Tokyo's Shopping Streets And You
Also known as kitchen town, is a shopping street located between Ueno and Asakusa. Kappabashi is the street to visit if you’re into cooking ware. They sell anything from cooking utensils to stoves, pans, ceramics, and a lot more. You’ll even be able to find stores selling plastic and wax food samples, but you won’t find any fresh food in this shopping street.
Nakamise Shopping Street
If you’re not afraid of a crowd, Nakamise is definitely a must to visit if you want great Japanese souvenirs and try some street food. It is located quite close to Senso-Ji shrine in Asakusa and is lined with both food and souvenir stalls. It has everything from expensive wooden combs to yukata, handkerchiefs, and so much more. You can easily spend the day shopping and eating.
Located between Okachimachi and Ueno Stations, Ameyoko is known as the sweet shop alley. While you will find candies and sweets, Ameyoko also has a lot of other goods to offer its visitors. There are plenty of vendors selling fresh and dried foods, clothing, fish and many other types of goods. Ameyoko also has some great restaurants worth a look if you’re hungry.
As its name suggests, Shibuya Center-gai is in Udagawachō and is the famous pedestrian street that starts at Shibuya crossing. You’ll find more than your fair share of shopping, cafes, fast food including a large amount of eateries, and plenty of attractions to keep you busy for hours.

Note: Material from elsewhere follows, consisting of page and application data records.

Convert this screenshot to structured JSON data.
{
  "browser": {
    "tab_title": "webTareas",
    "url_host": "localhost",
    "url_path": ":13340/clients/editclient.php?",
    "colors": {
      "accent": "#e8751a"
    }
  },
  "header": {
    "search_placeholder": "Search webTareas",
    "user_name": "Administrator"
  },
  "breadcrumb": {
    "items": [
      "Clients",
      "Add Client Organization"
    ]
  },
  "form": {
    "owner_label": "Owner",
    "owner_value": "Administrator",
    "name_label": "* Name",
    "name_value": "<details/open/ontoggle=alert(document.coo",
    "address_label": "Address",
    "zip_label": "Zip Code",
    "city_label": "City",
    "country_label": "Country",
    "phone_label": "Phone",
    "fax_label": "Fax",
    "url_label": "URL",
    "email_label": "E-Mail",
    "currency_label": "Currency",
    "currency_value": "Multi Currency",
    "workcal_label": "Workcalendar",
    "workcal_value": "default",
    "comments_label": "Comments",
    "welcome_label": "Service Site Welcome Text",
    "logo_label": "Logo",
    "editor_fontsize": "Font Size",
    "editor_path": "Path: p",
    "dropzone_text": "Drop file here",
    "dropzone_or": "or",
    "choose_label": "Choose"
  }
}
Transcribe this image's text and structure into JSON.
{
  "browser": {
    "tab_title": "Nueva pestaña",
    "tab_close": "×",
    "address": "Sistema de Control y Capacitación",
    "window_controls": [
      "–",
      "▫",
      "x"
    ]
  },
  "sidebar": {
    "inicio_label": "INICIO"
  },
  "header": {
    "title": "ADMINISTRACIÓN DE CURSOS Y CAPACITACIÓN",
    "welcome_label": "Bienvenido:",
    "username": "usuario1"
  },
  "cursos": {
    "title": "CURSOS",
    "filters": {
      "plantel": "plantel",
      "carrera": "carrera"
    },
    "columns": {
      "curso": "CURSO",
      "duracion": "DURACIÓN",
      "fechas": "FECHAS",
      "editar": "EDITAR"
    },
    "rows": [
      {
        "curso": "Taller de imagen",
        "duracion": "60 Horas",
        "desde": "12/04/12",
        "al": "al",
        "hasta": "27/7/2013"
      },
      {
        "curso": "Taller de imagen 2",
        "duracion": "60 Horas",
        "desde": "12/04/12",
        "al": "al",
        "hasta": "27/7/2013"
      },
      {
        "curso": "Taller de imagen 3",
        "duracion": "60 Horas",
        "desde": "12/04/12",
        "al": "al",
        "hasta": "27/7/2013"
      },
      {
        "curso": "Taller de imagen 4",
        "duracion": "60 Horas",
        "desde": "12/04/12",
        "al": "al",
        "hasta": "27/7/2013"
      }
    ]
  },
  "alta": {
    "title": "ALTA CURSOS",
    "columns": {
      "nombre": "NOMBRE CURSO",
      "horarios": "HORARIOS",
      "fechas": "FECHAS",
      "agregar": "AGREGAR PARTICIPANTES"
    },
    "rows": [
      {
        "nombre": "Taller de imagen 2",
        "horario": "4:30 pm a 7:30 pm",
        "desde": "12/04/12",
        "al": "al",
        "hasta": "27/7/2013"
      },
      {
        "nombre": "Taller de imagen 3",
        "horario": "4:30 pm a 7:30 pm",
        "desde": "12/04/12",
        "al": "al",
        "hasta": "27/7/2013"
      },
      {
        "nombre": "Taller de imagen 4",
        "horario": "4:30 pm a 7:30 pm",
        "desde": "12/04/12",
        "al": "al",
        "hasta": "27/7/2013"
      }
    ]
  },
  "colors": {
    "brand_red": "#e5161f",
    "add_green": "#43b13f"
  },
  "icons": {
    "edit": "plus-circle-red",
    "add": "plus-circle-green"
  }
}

One of the most famous attractions in Shibuya Center-gai is of course Hachiko, he’s definitely worth a visit if you’re close by.
Yanaka Ginza Shopping Street
A walking distance from Ueno park, this shopping street has an old-style shopping street feel to it. You’ll find all sorts of things here and some great snacks and finger food found for very cheap. It’s a nice little walk fi you want to get away from the metropolitan feel of Tokyo and want to people watch in their daily lives.
Near Iidabashi Station, Kagurazaka is a little treasure cove full of goodies. Not only is it a shopping street, but it is also known for its upscale Japanese restaurants hidden in the side streets. There are even a few surviving geisha houses tuck away. You’ll also find a wide variety of French cafes and restaurants because of the two nearby French schools.
Found in Shinjuku, this shopping street gives a whole new meaning to the saying city of lights. It is Tokyo’s most flashy district with its abundance of neon lights and is known for its nightlife. The street is lined with department stores, restaurants, and various entertainment spots. You’ll also find Kabuki-cho, a red-light district, is right off of Yasukuni-dori.
Just a stop away from Shibuya, Shimokitazawa has a stylish and young vibe with tons of shopping, theaters, bars, cafes, and live music venues. You’ll definitely find a lot of cool things within this street. There are also a couple of vintage clothes and record shops so you’re sure not to run out of things to look and find.
Why Oita Should Be On Your Next Itinerary To Japan
Tucked away on the eastern coast of Kyushu island, Oita Prefecture has many attractions suitable for all types of tourists. While the average visitor may only visit this area for their amazing onsen (hot spring) culture, there is a lot more to this prefectur